- ACTIVITY: Leaving the images behind, copy every line of the records exactly.

- DATA RECORDS:
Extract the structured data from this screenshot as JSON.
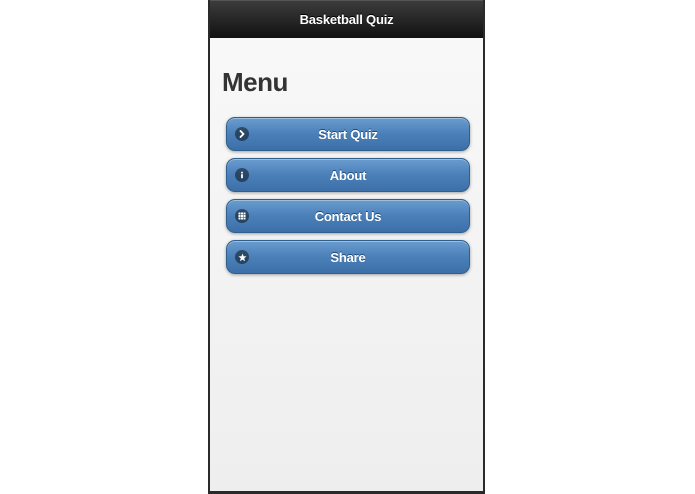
{
  "header": {
    "title": "Basketball Quiz"
  },
  "page": {
    "title": "Menu"
  },
  "menu": {
    "items": [
      {
        "label": "Start Quiz",
        "icon": "arrow-right-icon"
      },
      {
        "label": "About",
        "icon": "info-icon"
      },
      {
        "label": "Contact Us",
        "icon": "grid-icon"
      },
      {
        "label": "Share",
        "icon": "star-icon"
      }
    ]
  },
  "colors": {
    "header_bg": "#1a1a1a",
    "button_blue": "#4a7fb8",
    "page_bg": "#f3f3f3"
  }
}
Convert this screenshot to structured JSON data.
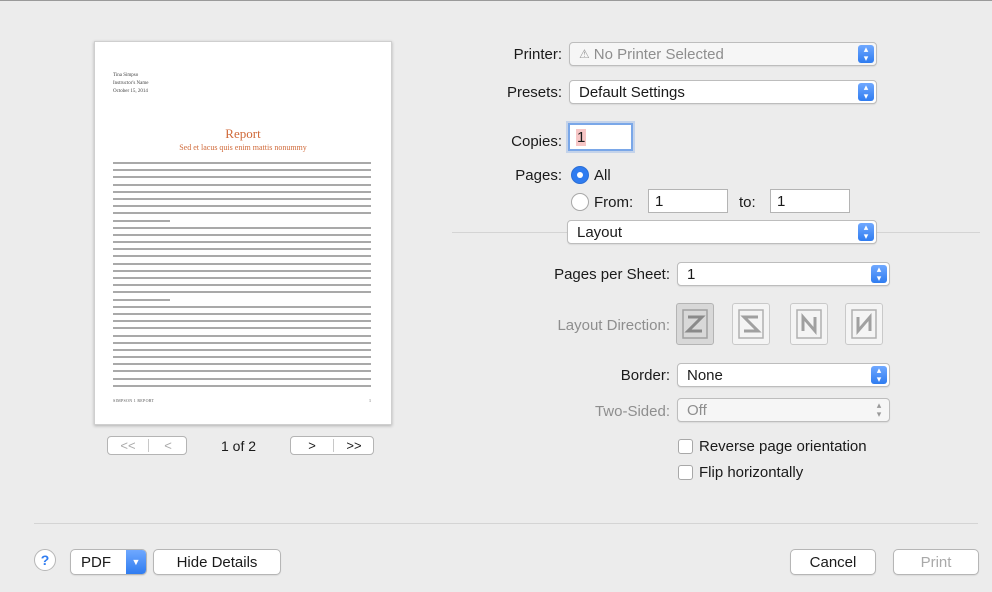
{
  "preview": {
    "meta_lines": [
      "Tina Simpso",
      "Instructor's Name",
      "October 15, 2014"
    ],
    "title": "Report",
    "subtitle": "Sed et lacus quis enim mattis nonummy",
    "footer_left": "SIMPSON 1 REPORT",
    "footer_right": "1",
    "page_indicator": "1 of 2",
    "first_label": "<<",
    "prev_label": "<",
    "next_label": ">",
    "last_label": ">>"
  },
  "printer": {
    "label": "Printer:",
    "value": "No Printer Selected"
  },
  "presets": {
    "label": "Presets:",
    "value": "Default Settings"
  },
  "copies": {
    "label": "Copies:",
    "value": "1"
  },
  "pages": {
    "label": "Pages:",
    "all_label": "All",
    "from_label": "From:",
    "from_value": "1",
    "to_label": "to:",
    "to_value": "1",
    "selected": "All"
  },
  "section": {
    "value": "Layout"
  },
  "layout": {
    "pages_per_sheet_label": "Pages per Sheet:",
    "pages_per_sheet_value": "1",
    "direction_label": "Layout Direction:",
    "direction_icons": [
      "z-direction-icon",
      "reverse-z-direction-icon",
      "n-direction-icon",
      "reverse-n-direction-icon"
    ],
    "border_label": "Border:",
    "border_value": "None",
    "two_sided_label": "Two-Sided:",
    "two_sided_value": "Off",
    "reverse_label": "Reverse page orientation",
    "reverse_checked": false,
    "flip_label": "Flip horizontally",
    "flip_checked": false
  },
  "footer": {
    "help_label": "?",
    "pdf_label": "PDF",
    "hide_details_label": "Hide Details",
    "cancel_label": "Cancel",
    "print_label": "Print"
  },
  "colors": {
    "accent": "#2f7cf0",
    "title_orange": "#d06a3a"
  }
}
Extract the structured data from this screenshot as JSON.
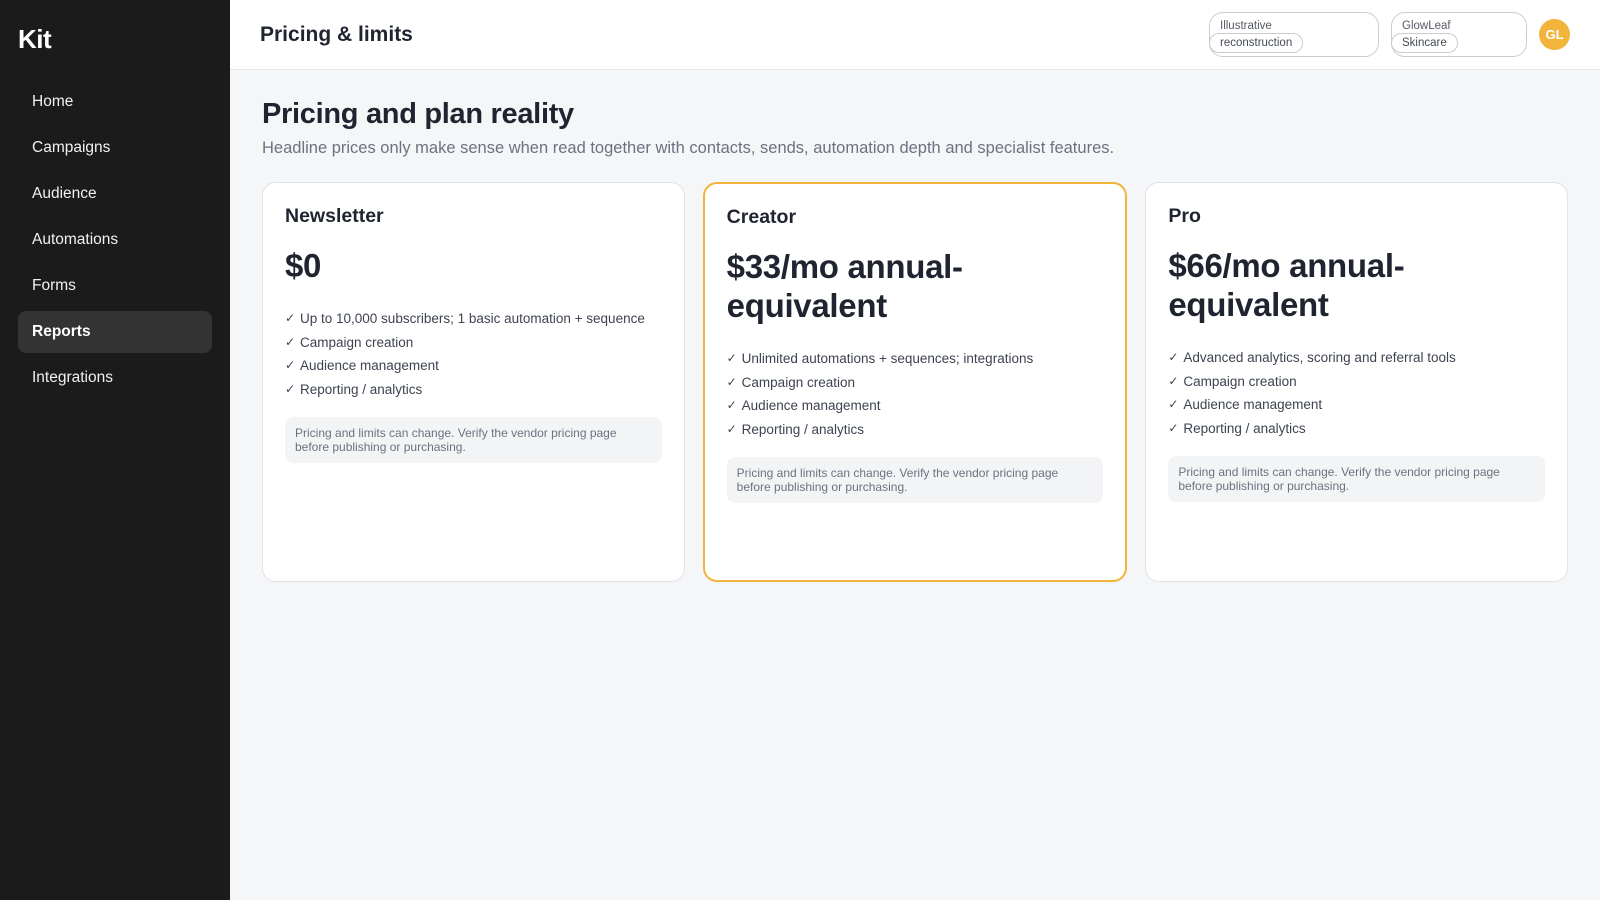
{
  "sidebar": {
    "brand": "Kit",
    "items": [
      {
        "label": "Home"
      },
      {
        "label": "Campaigns"
      },
      {
        "label": "Audience"
      },
      {
        "label": "Automations"
      },
      {
        "label": "Forms"
      },
      {
        "label": "Reports",
        "active": true
      },
      {
        "label": "Integrations"
      }
    ]
  },
  "header": {
    "title": "Pricing & limits",
    "pill1": {
      "line1": "Illustrative",
      "line2": "reconstruction"
    },
    "pill2": {
      "line1": "GlowLeaf",
      "line2": "Skincare"
    },
    "avatar": "GL"
  },
  "page": {
    "title": "Pricing and plan reality",
    "subtitle": "Headline prices only make sense when read together with contacts, sends, automation depth and specialist features."
  },
  "plans": [
    {
      "name": "Newsletter",
      "price": "$0",
      "features": [
        "Up to 10,000 subscribers; 1 basic automation + sequence",
        "Campaign creation",
        "Audience management",
        "Reporting / analytics"
      ],
      "note": "Pricing and limits can change. Verify the vendor pricing page before publishing or purchasing."
    },
    {
      "name": "Creator",
      "price": "$33/mo annual-equivalent",
      "features": [
        "Unlimited automations + sequences; integrations",
        "Campaign creation",
        "Audience management",
        "Reporting / analytics"
      ],
      "note": "Pricing and limits can change. Verify the vendor pricing page before publishing or purchasing."
    },
    {
      "name": "Pro",
      "price": "$66/mo annual-equivalent",
      "features": [
        "Advanced analytics, scoring and referral tools",
        "Campaign creation",
        "Audience management",
        "Reporting / analytics"
      ],
      "note": "Pricing and limits can change. Verify the vendor pricing page before publishing or purchasing."
    }
  ],
  "colors": {
    "accent": "#f2b43a",
    "sidebar": "#1b1b1b",
    "active_item": "#333333"
  },
  "icons": {
    "feature": "check-icon"
  }
}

- SOLVED EXERCISE:
Extract the structured data from this screenshot as JSON.
{
  "header": {
    "title": "Basketball Quiz"
  },
  "page": {
    "title": "Menu"
  },
  "menu": {
    "items": [
      {
        "label": "Start Quiz",
        "icon": "arrow-right-icon"
      },
      {
        "label": "About",
        "icon": "info-icon"
      },
      {
        "label": "Contact Us",
        "icon": "grid-icon"
      },
      {
        "label": "Share",
        "icon": "star-icon"
      }
    ]
  },
  "colors": {
    "header_bg": "#1a1a1a",
    "button_blue": "#4a7fb8",
    "page_bg": "#f3f3f3"
  }
}
Convert this screenshot to structured JSON data.
{
  "preview": {
    "meta_lines": [
      "Tina Simpso",
      "Instructor's Name",
      "October 15, 2014"
    ],
    "title": "Report",
    "subtitle": "Sed et lacus quis enim mattis nonummy",
    "footer_left": "SIMPSON 1 REPORT",
    "footer_right": "1",
    "page_indicator": "1 of 2",
    "first_label": "<<",
    "prev_label": "<",
    "next_label": ">",
    "last_label": ">>"
  },
  "printer": {
    "label": "Printer:",
    "value": "No Printer Selected"
  },
  "presets": {
    "label": "Presets:",
    "value": "Default Settings"
  },
  "copies": {
    "label": "Copies:",
    "value": "1"
  },
  "pages": {
    "label": "Pages:",
    "all_label": "All",
    "from_label": "From:",
    "from_value": "1",
    "to_label": "to:",
    "to_value": "1",
    "selected": "All"
  },
  "section": {
    "value": "Layout"
  },
  "layout": {
    "pages_per_sheet_label": "Pages per Sheet:",
    "pages_per_sheet_value": "1",
    "direction_label": "Layout Direction:",
    "direction_icons": [
      "z-direction-icon",
      "reverse-z-direction-icon",
      "n-direction-icon",
      "reverse-n-direction-icon"
    ],
    "border_label": "Border:",
    "border_value": "None",
    "two_sided_label": "Two-Sided:",
    "two_sided_value": "Off",
    "reverse_label": "Reverse page orientation",
    "reverse_checked": false,
    "flip_label": "Flip horizontally",
    "flip_checked": false
  },
  "footer": {
    "help_label": "?",
    "pdf_label": "PDF",
    "hide_details_label": "Hide Details",
    "cancel_label": "Cancel",
    "print_label": "Print"
  },
  "colors": {
    "accent": "#2f7cf0",
    "title_orange": "#d06a3a"
  }
}
Extract the structured data from this screenshot as JSON.
{
  "sidebar": {
    "brand": "Kit",
    "items": [
      {
        "label": "Home"
      },
      {
        "label": "Campaigns"
      },
      {
        "label": "Audience"
      },
      {
        "label": "Automations"
      },
      {
        "label": "Forms"
      },
      {
        "label": "Reports",
        "active": true
      },
      {
        "label": "Integrations"
      }
    ]
  },
  "header": {
    "title": "Pricing & limits",
    "pill1": {
      "line1": "Illustrative",
      "line2": "reconstruction"
    },
    "pill2": {
      "line1": "GlowLeaf",
      "line2": "Skincare"
    },
    "avatar": "GL"
  },
  "page": {
    "title": "Pricing and plan reality",
    "subtitle": "Headline prices only make sense when read together with contacts, sends, automation depth and specialist features."
  },
  "plans": [
    {
      "name": "Newsletter",
      "price": "$0",
      "features": [
        "Up to 10,000 subscribers; 1 basic automation + sequence",
        "Campaign creation",
        "Audience management",
        "Reporting / analytics"
      ],
      "note": "Pricing and limits can change. Verify the vendor pricing page before publishing or purchasing."
    },
    {
      "name": "Creator",
      "price": "$33/mo annual-equivalent",
      "features": [
        "Unlimited automations + sequences; integrations",
        "Campaign creation",
        "Audience management",
        "Reporting / analytics"
      ],
      "note": "Pricing and limits can change. Verify the vendor pricing page before publishing or purchasing."
    },
    {
      "name": "Pro",
      "price": "$66/mo annual-equivalent",
      "features": [
        "Advanced analytics, scoring and referral tools",
        "Campaign creation",
        "Audience management",
        "Reporting / analytics"
      ],
      "note": "Pricing and limits can change. Verify the vendor pricing page before publishing or purchasing."
    }
  ],
  "colors": {
    "accent": "#f2b43a",
    "sidebar": "#1b1b1b",
    "active_item": "#333333"
  },
  "icons": {
    "feature": "check-icon"
  }
}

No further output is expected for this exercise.